A pervading theme makes us question the value of life – would we value our existence if it was limitless? Tomorrow and his master, Valentyne, both enjoy an eternal life that is juxtaposed with the ephemeral; when we meet secondary characters such as the indomitable Sporco or the sensitive Blaise, whose lives are but instants in those of our protagonists, these short-lived characters’ vitality and ‘presentness’ becomes all the more apparent. We examine also the complex relationship between two men – Valentyne and his counterpart Vilder. Each copes with eternity in different ways: Valentyne by working to preserve the lives of others and bring them comfort, and Vilder, by pursuing a more hedonistic, self-centred life.

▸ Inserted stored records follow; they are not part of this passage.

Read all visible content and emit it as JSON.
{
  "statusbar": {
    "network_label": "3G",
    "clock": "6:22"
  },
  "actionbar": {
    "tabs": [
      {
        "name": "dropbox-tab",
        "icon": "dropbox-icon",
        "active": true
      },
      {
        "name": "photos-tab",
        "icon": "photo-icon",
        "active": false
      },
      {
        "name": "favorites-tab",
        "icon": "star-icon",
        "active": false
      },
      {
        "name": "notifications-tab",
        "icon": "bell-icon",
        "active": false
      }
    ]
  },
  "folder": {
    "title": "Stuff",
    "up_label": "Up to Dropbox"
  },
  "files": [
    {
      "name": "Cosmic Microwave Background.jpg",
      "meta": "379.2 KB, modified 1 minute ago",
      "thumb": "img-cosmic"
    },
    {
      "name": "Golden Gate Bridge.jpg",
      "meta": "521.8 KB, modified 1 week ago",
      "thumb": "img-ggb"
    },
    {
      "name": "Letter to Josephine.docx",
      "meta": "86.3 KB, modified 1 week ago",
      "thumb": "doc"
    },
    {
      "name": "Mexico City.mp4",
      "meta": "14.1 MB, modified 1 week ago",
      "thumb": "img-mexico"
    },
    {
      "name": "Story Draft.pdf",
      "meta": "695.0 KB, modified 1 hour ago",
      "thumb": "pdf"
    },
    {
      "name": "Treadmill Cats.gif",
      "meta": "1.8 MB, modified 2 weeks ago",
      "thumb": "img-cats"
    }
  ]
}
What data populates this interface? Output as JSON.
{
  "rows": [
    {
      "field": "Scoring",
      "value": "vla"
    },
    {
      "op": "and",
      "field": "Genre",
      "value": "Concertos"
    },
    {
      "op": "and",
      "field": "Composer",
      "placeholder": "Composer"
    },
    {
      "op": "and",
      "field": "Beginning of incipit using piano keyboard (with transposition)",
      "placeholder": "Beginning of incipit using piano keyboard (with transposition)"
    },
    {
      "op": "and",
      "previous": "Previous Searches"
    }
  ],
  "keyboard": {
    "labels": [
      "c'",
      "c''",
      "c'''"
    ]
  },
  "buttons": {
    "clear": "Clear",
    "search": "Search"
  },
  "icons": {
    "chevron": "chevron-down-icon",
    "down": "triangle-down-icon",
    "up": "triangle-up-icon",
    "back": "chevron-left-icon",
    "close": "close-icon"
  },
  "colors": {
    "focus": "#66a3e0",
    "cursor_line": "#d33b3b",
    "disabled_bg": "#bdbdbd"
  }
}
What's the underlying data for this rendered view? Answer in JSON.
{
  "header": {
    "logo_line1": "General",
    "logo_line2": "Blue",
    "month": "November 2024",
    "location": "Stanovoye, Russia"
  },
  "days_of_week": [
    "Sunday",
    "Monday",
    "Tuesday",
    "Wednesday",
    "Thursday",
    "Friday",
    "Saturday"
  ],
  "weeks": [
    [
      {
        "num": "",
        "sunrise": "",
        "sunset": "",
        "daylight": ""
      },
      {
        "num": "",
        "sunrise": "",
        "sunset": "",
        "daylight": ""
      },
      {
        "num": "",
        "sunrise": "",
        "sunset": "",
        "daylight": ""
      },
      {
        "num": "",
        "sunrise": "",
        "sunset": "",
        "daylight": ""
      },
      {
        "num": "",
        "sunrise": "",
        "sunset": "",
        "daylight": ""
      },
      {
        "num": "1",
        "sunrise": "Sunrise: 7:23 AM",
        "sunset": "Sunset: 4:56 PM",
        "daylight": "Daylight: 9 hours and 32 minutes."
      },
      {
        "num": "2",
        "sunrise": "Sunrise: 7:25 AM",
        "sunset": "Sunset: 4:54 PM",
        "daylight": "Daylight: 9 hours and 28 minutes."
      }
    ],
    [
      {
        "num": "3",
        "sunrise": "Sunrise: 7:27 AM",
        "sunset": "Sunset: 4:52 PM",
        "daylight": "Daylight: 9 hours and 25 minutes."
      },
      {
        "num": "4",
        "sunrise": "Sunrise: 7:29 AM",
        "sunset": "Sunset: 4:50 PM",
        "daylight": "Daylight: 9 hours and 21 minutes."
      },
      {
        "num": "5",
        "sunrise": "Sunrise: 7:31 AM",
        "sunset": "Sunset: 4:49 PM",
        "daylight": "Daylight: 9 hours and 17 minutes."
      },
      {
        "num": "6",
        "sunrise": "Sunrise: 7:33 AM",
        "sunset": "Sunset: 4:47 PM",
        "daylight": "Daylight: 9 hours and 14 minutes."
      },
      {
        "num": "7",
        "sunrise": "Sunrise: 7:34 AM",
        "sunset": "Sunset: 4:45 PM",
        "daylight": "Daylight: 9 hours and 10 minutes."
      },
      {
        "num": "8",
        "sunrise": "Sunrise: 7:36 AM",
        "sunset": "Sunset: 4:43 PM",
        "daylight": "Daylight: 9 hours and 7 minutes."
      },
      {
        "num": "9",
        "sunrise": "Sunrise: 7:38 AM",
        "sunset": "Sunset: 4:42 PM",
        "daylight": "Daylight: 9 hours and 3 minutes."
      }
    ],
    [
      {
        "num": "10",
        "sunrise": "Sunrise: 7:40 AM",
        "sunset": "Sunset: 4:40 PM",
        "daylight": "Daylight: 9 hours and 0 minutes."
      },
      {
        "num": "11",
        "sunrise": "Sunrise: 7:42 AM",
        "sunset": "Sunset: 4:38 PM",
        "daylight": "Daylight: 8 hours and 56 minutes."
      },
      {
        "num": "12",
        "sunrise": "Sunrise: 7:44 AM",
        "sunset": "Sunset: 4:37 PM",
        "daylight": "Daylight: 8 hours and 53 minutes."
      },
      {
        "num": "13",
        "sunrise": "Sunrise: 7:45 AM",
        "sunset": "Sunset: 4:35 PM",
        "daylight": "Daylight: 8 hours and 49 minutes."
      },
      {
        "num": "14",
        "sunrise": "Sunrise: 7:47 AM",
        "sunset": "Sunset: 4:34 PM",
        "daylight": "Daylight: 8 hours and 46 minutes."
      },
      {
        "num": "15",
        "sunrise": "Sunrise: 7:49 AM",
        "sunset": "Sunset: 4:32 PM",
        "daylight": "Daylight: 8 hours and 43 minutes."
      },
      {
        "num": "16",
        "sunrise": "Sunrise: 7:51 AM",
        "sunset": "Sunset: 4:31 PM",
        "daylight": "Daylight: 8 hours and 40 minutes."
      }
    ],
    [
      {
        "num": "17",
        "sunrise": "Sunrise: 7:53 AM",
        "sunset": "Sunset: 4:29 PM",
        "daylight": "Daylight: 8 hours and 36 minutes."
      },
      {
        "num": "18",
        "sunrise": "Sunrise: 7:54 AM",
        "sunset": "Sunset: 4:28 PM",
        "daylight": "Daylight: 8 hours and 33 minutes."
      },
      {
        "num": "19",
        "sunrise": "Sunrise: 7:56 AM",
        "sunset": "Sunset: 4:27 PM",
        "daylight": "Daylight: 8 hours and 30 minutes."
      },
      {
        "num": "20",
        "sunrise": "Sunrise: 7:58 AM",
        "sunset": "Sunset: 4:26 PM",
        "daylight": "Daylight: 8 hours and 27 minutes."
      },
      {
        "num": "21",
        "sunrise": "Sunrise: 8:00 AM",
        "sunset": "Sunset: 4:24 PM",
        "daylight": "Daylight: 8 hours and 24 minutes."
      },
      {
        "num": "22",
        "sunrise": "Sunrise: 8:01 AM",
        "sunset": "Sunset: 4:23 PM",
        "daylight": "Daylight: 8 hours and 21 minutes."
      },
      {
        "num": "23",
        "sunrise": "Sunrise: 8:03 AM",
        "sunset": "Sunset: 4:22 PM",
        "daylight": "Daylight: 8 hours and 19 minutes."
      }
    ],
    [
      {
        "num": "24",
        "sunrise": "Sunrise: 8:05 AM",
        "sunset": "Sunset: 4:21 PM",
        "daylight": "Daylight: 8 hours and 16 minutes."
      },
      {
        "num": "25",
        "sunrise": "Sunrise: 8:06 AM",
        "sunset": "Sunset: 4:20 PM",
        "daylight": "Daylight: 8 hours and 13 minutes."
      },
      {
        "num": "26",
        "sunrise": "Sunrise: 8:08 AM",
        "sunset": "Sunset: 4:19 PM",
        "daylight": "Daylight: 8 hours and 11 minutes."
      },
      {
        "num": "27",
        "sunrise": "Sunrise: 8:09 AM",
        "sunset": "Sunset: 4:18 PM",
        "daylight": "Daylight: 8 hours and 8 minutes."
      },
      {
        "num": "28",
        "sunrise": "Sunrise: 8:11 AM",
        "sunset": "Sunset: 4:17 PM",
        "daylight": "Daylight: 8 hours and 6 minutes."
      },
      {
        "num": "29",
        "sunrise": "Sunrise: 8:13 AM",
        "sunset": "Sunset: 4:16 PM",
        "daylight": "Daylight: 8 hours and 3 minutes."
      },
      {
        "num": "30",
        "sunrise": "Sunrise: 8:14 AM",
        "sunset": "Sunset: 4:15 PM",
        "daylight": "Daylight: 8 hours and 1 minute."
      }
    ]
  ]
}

Neither seem to gain any satisfaction through their actions, and through the ages are locked in a love/hate relationship.

We see also, a Europe turned upside down by war, with graphic illustration of the battle of Waterloo and the resultant carnage that is brought to life in such a way that will leave you in no doubt that war is far from noble. Threaded through this is a search for meaning, because a life without the limitations placed upon it by death, can easily become meaningless.

Tomorrow is not a happy read, but it is filled with evocative prose and astute observations. In addition, the novel jumps backwards and forwards in time, and this non-linear execution may be confusing to some. If viewed in a linear way, the plot isn’t all that developed – there are patches that fall flat, and are propped up by the author’s lush style. So, this is more a novel about internal alchemy for Valentyne, in which we are not privy to his thoughts, but we view his journey through the lens of his loyal dog. In that sense, I don’t think this novel is going to be for everyone, but it’s certainly a memorable story that will prey on my mind for a while yet.

Sunday, July 7, 2019

The Gorgon Bride by Galen Surlak-Ramsey

The Gorgon Bride by Galen Surlak-Ramsey has all the ingredients that I enjoy in fantasy comedy – ancient gods, magic, and true love overcoming all obstacles. So at a glance if I could say who’d enjoy this book, I’d single out those of you who’ve read and enjoyed Good Omens by Terry Pratchett and Neil Gaiman, and hells, while we’re at it, if you’re a Discworld fan then you’ll be on familiar turf with The Gorgon Bride.

I will admit that I’m not a huge fan of fantasy comedy (I’m one of the sad sacks for whom Good Omens fell flat the second time I read it, and neither do I indulge in any of Pratchett’s writing anymore, even though I admit that the writing is good – the fault very much lies with the reader and not the author.) So, here goes. I’m going to take off my spooky, serious GrimDark-loving hat and tell you what I liked about this novel as if I were the intended readership.

Alex, a wealthy, professional pianist, is quietly minding his business when a whale lands on him, killing him instantly. It all goes a bit bonkers after that, as a deceased Alex finds himself landed in the midst of a contest between ancient Greek gods … and he himself married to the gorgon Euryale.

On a quest to save his marriage, not only must Alex outwit and outfight gods and monsters, but must figure out what love means to him. And while at first I wasn’t exactly sure where the author was going with this story, by the end of (yet another) quest for Alex and without giving spoilers, I was fully on board with how the story is resolved.

My only criticism is that the pacing of the novel is a bit off. I didn’t really get stung by a sense of urgency and high stakes, but the quality of the writing and the interaction between characters more than makes up for that.

Alex himself grows as a character, from someone who’s self-absorbed and decidedly unheroic, into someone who’s willing to take on the god of war himself, even if his plans never quite work out quite the way he expects them to. Add to that, a wonderful cast of gods and monsters, and you’ve got a fun, rip-roaring plot of mythical proportions that kept me suitably entertained. Author Galen certainly knows his stuff in terms of Greek mythology, and he does a cracking good job bringing that ancient pantheon to life with plenty of in-jokes only those who know their myths will get (and appreciate).